• [WHAT IS REQUIRED]: Copy each line of the entries beneath that contains the word "name".

• [DATA TO EXAMINE]:
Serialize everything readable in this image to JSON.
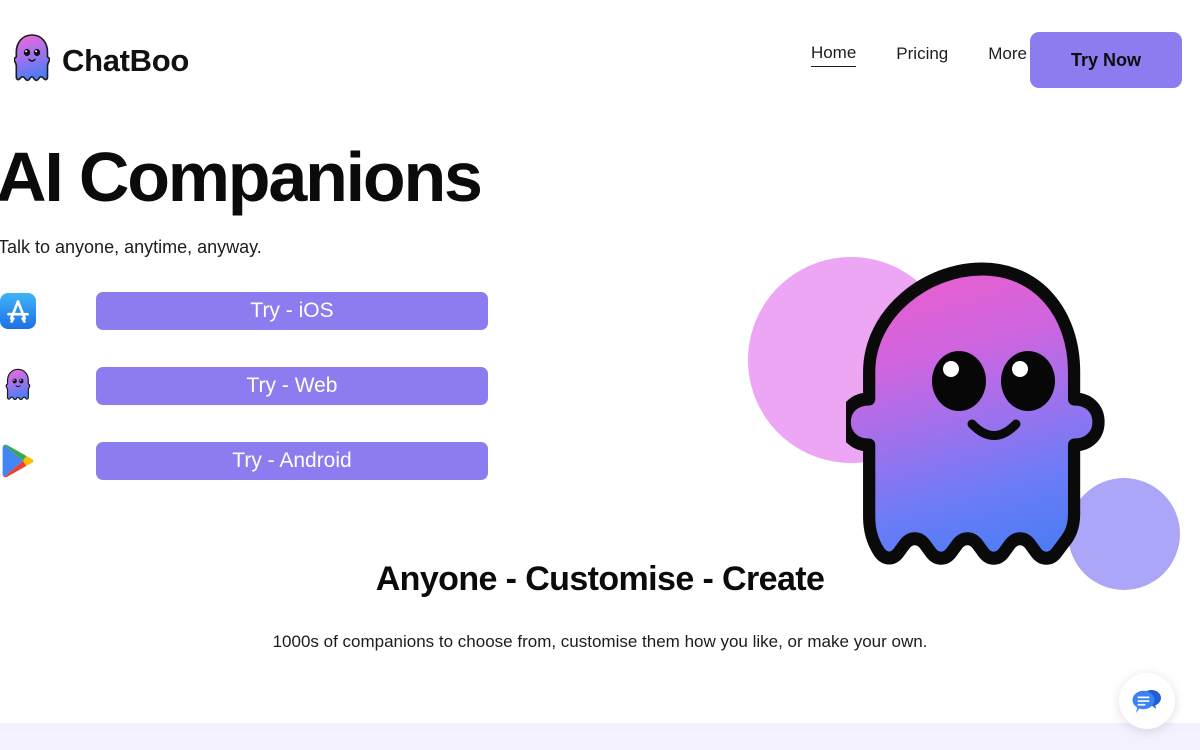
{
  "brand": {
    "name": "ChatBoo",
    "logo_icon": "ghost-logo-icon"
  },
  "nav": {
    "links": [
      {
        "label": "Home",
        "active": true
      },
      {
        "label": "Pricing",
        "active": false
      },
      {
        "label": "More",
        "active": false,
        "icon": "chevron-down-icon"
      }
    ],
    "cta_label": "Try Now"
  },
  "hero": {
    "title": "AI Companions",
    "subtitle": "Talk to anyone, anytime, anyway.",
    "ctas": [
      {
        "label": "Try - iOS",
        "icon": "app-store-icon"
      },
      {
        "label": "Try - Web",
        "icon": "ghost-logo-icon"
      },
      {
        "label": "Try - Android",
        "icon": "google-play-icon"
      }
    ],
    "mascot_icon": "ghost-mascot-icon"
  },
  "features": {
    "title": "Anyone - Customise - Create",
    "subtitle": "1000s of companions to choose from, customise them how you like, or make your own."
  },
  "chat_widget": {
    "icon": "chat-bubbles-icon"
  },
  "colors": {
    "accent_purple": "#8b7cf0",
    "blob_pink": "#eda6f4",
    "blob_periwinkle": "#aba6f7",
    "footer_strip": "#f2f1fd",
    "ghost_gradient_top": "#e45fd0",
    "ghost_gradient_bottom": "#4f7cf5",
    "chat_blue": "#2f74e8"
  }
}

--

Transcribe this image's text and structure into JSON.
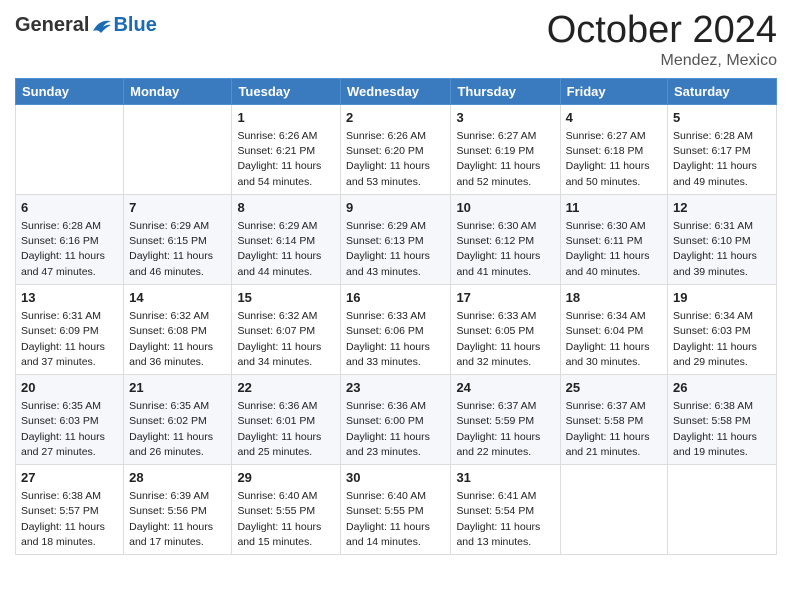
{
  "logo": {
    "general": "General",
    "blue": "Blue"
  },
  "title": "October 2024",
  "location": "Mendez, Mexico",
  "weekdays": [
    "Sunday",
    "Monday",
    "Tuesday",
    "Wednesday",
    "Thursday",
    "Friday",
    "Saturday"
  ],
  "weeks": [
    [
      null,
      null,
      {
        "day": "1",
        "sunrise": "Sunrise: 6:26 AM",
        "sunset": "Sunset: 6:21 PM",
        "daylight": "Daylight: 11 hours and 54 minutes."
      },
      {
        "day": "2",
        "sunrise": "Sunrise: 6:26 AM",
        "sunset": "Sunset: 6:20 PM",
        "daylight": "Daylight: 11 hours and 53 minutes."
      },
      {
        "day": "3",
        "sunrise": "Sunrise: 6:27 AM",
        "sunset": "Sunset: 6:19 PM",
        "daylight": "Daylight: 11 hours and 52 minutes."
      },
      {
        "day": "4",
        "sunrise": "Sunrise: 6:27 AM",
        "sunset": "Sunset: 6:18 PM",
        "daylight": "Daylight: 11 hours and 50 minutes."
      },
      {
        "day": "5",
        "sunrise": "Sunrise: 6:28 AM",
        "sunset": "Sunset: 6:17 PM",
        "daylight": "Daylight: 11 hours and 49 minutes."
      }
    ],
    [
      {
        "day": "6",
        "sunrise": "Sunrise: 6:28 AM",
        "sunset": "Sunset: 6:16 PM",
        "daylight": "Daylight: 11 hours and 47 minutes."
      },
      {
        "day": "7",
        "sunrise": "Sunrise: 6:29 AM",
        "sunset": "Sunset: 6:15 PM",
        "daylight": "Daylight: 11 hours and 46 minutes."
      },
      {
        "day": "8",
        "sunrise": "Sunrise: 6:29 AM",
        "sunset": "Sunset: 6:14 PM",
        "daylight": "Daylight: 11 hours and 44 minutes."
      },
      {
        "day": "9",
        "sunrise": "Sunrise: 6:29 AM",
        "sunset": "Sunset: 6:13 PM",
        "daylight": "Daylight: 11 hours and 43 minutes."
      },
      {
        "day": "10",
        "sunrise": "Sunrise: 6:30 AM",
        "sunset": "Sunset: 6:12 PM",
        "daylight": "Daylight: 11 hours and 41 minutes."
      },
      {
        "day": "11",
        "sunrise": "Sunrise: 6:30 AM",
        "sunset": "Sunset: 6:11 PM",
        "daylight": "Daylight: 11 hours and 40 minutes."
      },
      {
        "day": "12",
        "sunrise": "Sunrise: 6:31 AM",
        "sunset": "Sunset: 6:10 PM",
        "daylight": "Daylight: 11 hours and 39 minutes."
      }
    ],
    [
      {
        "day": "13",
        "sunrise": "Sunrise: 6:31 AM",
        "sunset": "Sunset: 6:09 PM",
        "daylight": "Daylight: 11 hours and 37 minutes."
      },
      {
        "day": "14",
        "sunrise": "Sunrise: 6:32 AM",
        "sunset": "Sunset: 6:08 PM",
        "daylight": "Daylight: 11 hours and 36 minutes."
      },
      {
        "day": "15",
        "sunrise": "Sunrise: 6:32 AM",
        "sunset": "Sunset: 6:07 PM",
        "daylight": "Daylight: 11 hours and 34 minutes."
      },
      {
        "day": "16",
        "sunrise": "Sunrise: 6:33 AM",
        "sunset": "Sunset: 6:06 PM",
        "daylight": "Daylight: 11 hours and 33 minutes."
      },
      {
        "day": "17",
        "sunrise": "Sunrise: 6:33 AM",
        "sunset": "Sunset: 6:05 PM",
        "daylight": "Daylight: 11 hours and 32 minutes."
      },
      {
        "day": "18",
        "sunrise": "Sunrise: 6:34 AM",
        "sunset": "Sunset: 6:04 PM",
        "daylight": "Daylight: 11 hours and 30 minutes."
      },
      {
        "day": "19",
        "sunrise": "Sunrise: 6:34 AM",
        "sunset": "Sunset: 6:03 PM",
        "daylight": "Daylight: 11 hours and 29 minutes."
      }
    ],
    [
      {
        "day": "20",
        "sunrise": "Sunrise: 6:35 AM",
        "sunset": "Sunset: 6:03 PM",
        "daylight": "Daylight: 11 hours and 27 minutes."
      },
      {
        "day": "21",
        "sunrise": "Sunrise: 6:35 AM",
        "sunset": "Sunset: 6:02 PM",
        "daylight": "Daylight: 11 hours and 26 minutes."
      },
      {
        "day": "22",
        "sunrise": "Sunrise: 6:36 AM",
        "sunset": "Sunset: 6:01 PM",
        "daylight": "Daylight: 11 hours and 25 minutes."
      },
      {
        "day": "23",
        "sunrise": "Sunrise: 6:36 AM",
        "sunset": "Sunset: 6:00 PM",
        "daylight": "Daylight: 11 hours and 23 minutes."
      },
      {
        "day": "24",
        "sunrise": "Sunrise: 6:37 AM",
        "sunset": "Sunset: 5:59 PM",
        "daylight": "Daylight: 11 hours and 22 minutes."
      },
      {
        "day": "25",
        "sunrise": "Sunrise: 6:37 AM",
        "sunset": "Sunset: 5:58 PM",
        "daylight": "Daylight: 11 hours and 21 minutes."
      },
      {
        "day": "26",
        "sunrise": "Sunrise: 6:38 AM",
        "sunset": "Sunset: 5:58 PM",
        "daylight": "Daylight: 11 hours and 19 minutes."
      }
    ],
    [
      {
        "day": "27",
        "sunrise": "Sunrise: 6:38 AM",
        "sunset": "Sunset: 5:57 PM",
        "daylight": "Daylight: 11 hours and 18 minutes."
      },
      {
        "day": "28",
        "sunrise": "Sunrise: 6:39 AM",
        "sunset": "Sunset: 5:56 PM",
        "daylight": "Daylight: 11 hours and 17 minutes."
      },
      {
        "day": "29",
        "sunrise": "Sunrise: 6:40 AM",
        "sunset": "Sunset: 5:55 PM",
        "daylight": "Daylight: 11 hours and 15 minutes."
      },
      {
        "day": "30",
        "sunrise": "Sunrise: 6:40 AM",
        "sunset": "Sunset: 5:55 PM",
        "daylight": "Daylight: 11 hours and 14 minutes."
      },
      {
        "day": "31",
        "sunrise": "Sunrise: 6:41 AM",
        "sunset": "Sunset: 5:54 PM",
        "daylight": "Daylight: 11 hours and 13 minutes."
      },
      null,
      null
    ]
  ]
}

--

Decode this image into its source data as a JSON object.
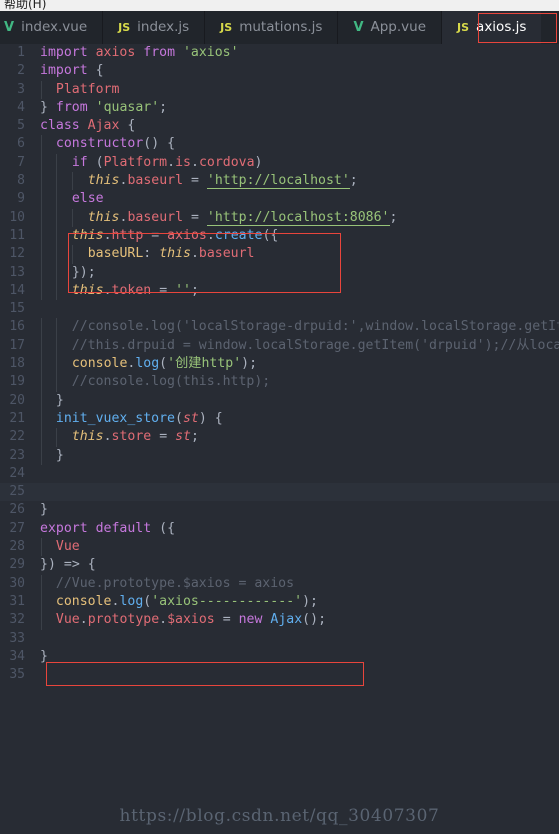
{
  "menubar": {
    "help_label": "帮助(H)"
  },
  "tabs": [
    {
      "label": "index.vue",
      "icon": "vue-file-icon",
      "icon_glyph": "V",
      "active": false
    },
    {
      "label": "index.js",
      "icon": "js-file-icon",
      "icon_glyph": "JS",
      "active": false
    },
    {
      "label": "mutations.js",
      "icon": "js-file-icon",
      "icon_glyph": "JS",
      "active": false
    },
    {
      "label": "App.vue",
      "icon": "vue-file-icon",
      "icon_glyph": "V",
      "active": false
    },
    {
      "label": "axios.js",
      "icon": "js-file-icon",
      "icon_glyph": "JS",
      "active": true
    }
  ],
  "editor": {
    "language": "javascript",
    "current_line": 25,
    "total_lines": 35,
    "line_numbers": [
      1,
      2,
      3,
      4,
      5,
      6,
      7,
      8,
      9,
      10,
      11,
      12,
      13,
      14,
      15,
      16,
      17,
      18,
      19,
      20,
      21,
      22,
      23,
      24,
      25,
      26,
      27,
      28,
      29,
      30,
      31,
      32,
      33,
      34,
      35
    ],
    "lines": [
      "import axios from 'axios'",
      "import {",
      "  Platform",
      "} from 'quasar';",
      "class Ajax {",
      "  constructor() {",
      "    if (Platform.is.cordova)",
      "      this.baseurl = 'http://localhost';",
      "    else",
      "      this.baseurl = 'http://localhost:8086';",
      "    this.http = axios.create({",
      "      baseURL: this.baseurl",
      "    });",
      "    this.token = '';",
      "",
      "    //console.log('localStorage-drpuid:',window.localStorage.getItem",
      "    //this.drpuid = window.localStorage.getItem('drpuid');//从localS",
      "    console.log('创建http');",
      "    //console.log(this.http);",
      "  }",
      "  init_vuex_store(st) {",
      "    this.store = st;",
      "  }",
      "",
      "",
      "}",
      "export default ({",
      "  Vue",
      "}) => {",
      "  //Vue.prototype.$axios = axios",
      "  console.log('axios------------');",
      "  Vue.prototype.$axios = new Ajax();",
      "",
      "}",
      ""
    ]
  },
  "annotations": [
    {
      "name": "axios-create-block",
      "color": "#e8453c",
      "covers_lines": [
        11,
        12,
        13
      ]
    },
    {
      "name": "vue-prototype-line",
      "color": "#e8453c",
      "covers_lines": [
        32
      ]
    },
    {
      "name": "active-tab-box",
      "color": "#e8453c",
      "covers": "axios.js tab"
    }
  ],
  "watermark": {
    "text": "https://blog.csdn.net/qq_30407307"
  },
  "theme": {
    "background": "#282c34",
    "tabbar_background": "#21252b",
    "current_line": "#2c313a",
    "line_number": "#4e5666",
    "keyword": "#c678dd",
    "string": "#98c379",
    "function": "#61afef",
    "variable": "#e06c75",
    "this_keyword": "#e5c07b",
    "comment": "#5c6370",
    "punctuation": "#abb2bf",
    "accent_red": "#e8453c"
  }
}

• [OUTPUT OF THE EXERCISE]:
    "name": "ChatBoo",
      "name": "axios-create-block",
      "name": "vue-prototype-line",
      "name": "active-tab-box",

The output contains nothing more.